3. What are the key performance indicators (KPIs) of the hospitals concerned, and to what extent will these be affected by the concentration project (e.g. bed occupancy, length of stay, turnaround times, incidents, patient satisfaction)?
4. What are the main underlying reasons for the proposed concentration, and to what extent will such an operation improve/maintain the range and quality of care services being offered (volume effects, expertise, equipment, personnel, organisation, etc.), also in comparison with a network cooperation?
5. Will the proposed concentration increase revenues and/or reduce operating costs, at what level and to what extent (procurement, equipment, resources, etc.)?
6. Will the proposed concentration facilitate the recruitment of medical and paramedical staff and the organisation of care?
7. Will the proposed concentration modify the organisation of sites/care units/beds, at what level and to what extent?
8. Does the proposed concentration present a risk of an increase in unregulated rates/charges (for single rooms, fee surcharges, specific treatments, ancillary services, etc.)?
9. Does the proposed concentration present a significant risk of delay in consultation or hospitalisation (scheduled) times and/or travel times for patients in the relevant care area?
10. Does the proposed concentration present a risk of worsening employment conditions for medical and paramedical staff (lack of employer/alternative place of practice in the relevant area, increase in fee retrocession rates, etc.)?
Apart from this very helpful guidance, the BCA has furthermore offered some flexibility to the notifying hospitals by indicating that the standard notification form may also be adapted to the specificities of the hospital sector and the examination of the relevant issues as mentioned in the ten topics listed above.
Previously, there might have been some uncertainty about the application of the notification rules for hospitals and therefore some leniency offered by the BCA, but now that things have been clarified one thing is certain – hospital M&A transactions are definitely on the BCA’s radar. The BCA is however showing that it understands the specificities of the hospital sector and has offered welcome sector-specific guidance for the notification of hospital M&A transactions. In that regard, it is advisable to enter into pre-notification discussions with the BCA as soon as possible, to ensure an efficient and meaningful process, both for the BCA and the notifying hospitals.
At ALTIUS, we have all the expertise and experience to guide you in all the steps and concerns of such hospital M&A transactions and notifications.
Act of 28 February 2019 amending the coordinated Act of 10 July 2008 on hospitals and other health care institutions, concerning clinical networks between hospitals,Official Gazetteof 28 March 2019.
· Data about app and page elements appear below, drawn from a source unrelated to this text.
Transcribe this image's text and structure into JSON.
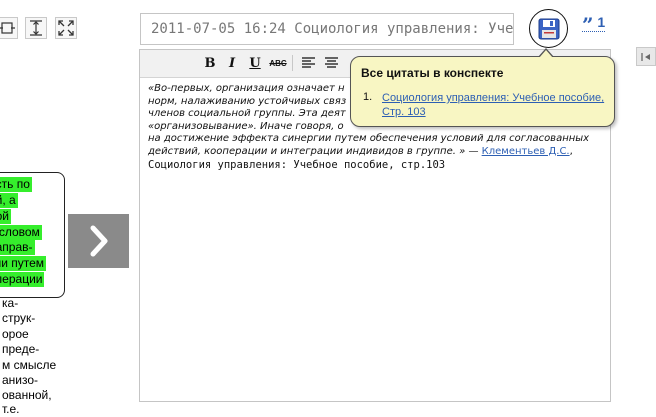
{
  "toolbar_icons": [
    "fit-width-icon",
    "fit-height-icon",
    "fullscreen-icon"
  ],
  "left_text": {
    "highlighted_lines": [
      "ость по",
      "ей, а",
      "ной",
      "я словом",
      "направ-",
      "тии путем",
      "операции"
    ],
    "plain_lines": [
      "ка-",
      "струк-",
      "орое",
      "преде-",
      "м смысле",
      "анизо-",
      "ованной,",
      "т.е."
    ]
  },
  "next_arrow_glyph": "❯",
  "title_input_value": "2011-07-05 16:24 Социология управления: Уче",
  "save_icon": "floppy-disk-icon",
  "quote_count": {
    "glyph": "”",
    "count": "1"
  },
  "editor": {
    "toolbar": {
      "bold": "B",
      "italic": "I",
      "underline": "U",
      "strike": "ABC"
    },
    "body": {
      "quote_lines": [
        "«Во-первых, организация означает н",
        "норм, налаживанию устойчивых связ",
        "членов социальной группы. Эта деят",
        "«организовывание». Иначе говоря, о",
        "на достижение эффекта синергии путем обеспечения условий для согласованных",
        "действий, кооперации и интеграции индивидов в группе. » — "
      ],
      "author": "Клементьев Д.С.",
      "after_author": ",",
      "source": "Социология управления: Учебное пособие, стр.103"
    }
  },
  "popup": {
    "title": "Все цитаты в конспекте",
    "items": [
      {
        "number": "1.",
        "text": "Социология управления: Учебное пособие, Стр. 103"
      }
    ]
  },
  "colors": {
    "highlight": "#35ee2c",
    "link": "#2d5fb3",
    "popup_bg": "#f8f6c3",
    "arrow_bg": "#8a8a8a"
  }
}
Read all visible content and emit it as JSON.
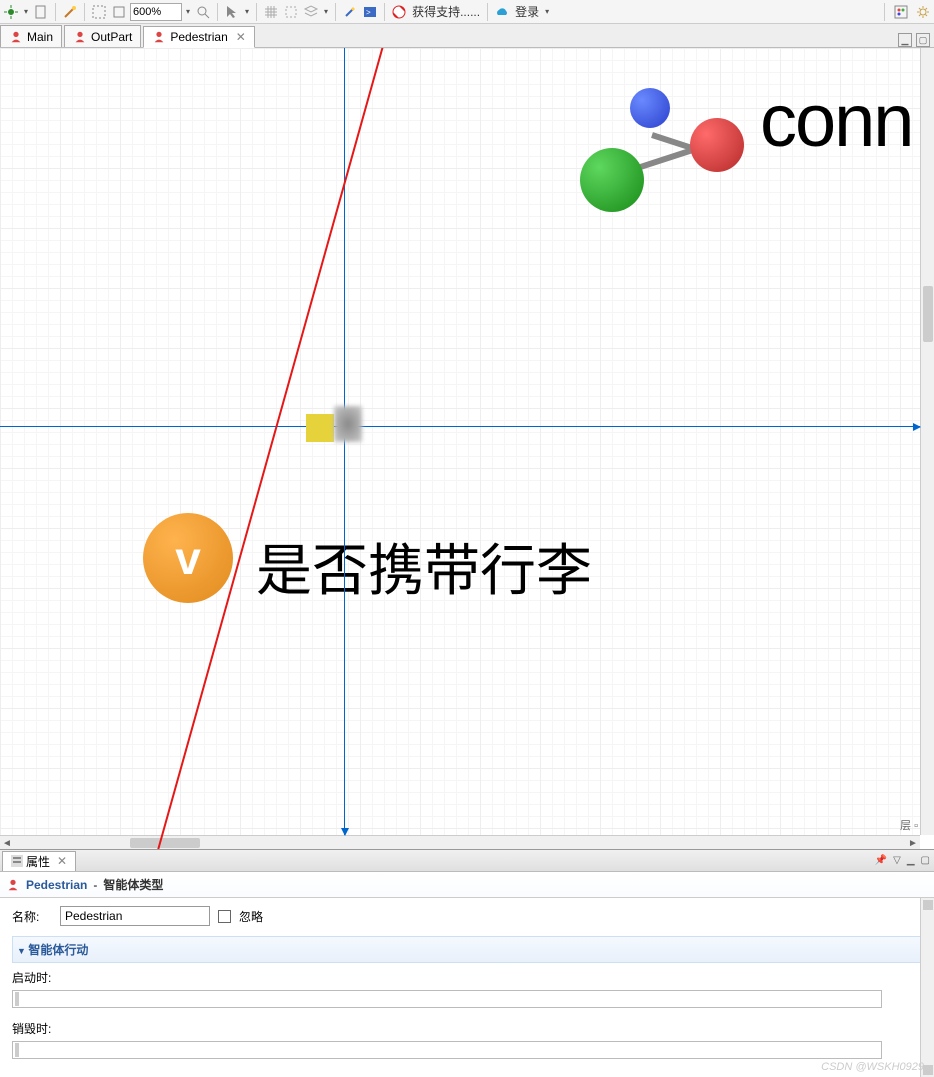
{
  "toolbar": {
    "zoom": "600%",
    "support": "获得支持......",
    "login": "登录"
  },
  "tabs": [
    {
      "label": "Main"
    },
    {
      "label": "OutPart"
    },
    {
      "label": "Pedestrian"
    }
  ],
  "canvas": {
    "conn_label": "conn",
    "variable_label": "是否携带行李",
    "variable_marker": "v",
    "layer_label": "层"
  },
  "properties": {
    "tab_label": "属性",
    "title": "Pedestrian",
    "subtitle": "智能体类型",
    "name_label": "名称:",
    "name_value": "Pedestrian",
    "ignore_label": "忽略",
    "section_actions": "智能体行动",
    "on_startup_label": "启动时:",
    "on_destroy_label": "销毁时:"
  },
  "watermark": "CSDN @WSKH0929"
}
Act of 21 March 2021 amending the coordinated Act of 10 July 2008 on hospitals and other health care institutions, concerning clinical networks between hospitals,Official Gazetteof 16 April 2021.